Audiophiles are people who are very enthusiastic and passionate about high-quality audio reproduction. They want the quality of the audio playback to be as faithful to the original performance as possible. They are also very particular about the equipment they use to play back their favorite music, and are willing to pay almost anything to buy it. An audiophile scoffs at the mass-produced stereo headphones that come with MP3 players and that can be purchased for under $20 at the local big box store. They see nothing wrong with spending $1,500 or more for a pair of stereo headphones and salivate over specifications such as frequency response, impedance and sensitivity.

Most of us are not audiophiles and do not understand what the specifications included on the headphones  package mean. We just want our music to sound good   and we don't want to pay too much for it.

Even an audiophile will tell you that sound quality in a pair of stereo headphones is purely subjective. The same is true for the type of music we like to listen to. What sounds amazing to one person may sound bland or subdued to another. Some people like to listen to music, while others like to become part of the music as it vibrates through the body and rattles the brain.

So what sounds good?

What sounds good to you may depend on what you can hear. When you were younger, you probably could hear a lot better than you do now. As you age, you naturally lose some of your hearing. In addition, you may also have hearing loss due to ear damage. Maybe you grew up listening to loud rock and pop music. Maybe you went to too many loud concerts or dance clubs. Maybe you spent a good deal of your time wearing headphones or ear buds to isolate yourself from the world around you. As you turn up the volume on your MP3 player to drown out the ambient noise around you, you are causing permanent damage to your hearing.

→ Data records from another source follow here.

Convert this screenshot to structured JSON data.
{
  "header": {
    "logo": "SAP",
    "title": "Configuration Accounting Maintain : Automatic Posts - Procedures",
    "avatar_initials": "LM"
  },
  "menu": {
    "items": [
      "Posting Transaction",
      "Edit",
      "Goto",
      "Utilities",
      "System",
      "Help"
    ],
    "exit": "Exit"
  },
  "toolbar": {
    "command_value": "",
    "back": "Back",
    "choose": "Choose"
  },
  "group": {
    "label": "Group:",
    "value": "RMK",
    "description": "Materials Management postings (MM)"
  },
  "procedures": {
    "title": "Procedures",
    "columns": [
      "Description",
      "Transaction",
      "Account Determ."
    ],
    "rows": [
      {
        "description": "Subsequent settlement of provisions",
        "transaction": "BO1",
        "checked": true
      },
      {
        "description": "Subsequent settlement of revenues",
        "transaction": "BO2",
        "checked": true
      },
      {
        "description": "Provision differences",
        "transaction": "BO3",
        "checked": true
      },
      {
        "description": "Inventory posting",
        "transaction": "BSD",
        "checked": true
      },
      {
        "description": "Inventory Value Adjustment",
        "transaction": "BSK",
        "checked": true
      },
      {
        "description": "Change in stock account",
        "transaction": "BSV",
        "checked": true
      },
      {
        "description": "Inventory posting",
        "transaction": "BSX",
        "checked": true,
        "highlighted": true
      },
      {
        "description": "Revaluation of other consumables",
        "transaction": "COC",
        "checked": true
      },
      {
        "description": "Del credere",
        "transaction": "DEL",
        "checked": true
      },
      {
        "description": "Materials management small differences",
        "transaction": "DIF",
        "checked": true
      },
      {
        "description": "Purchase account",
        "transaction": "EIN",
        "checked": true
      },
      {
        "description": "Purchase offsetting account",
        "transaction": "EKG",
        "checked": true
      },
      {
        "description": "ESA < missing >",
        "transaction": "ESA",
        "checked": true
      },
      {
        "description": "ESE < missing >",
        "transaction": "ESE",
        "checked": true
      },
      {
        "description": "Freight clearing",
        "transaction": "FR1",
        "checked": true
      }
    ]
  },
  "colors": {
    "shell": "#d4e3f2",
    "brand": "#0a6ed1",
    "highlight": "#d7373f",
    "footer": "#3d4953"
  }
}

Sound is a vibration wave composed of different frequencies. The frequency is the number of times that a sound wave repeats per second and is measured in Hertz (Hz). Each sound we hear has a particular frequency. For example, orchestras tune their instruments or Concert A, or A440, which is the tone at 440Hz that serves as the standard for musical pitch.

The frequency response specification listed on the headphone packaging is the lowest and highest tones the headphones are able to reproduce. A young, healthy person can hear tones between 20Hz and 20,000Hz (20kHz). As you age you lose the ability to hear the higher tones. Most people over 30 can t hear tones above 16kHz.

So why do some headphone manufacturers proudly proclaim a frequency response that goes well below and above the range of human hearing?

Simply put, they are trying to tell you that the headphones can reproduce almost any sound and will therefore provide better quality and clarity. The reason a set of headphones may sound great to one person and unbearable to the next may simply be that the one can hear more tones than the other.

In our reviews we found that the Denon AH-D1001, the Audio-Technica ATH-M35 and the AKG K242 HD headphones offer the best sound quality, comfort and value. Be sure to check out all of our stereo headphones reviews to see which pair is best for you.

At TopTenREVIEWS We Do the Research So You Don t Have To.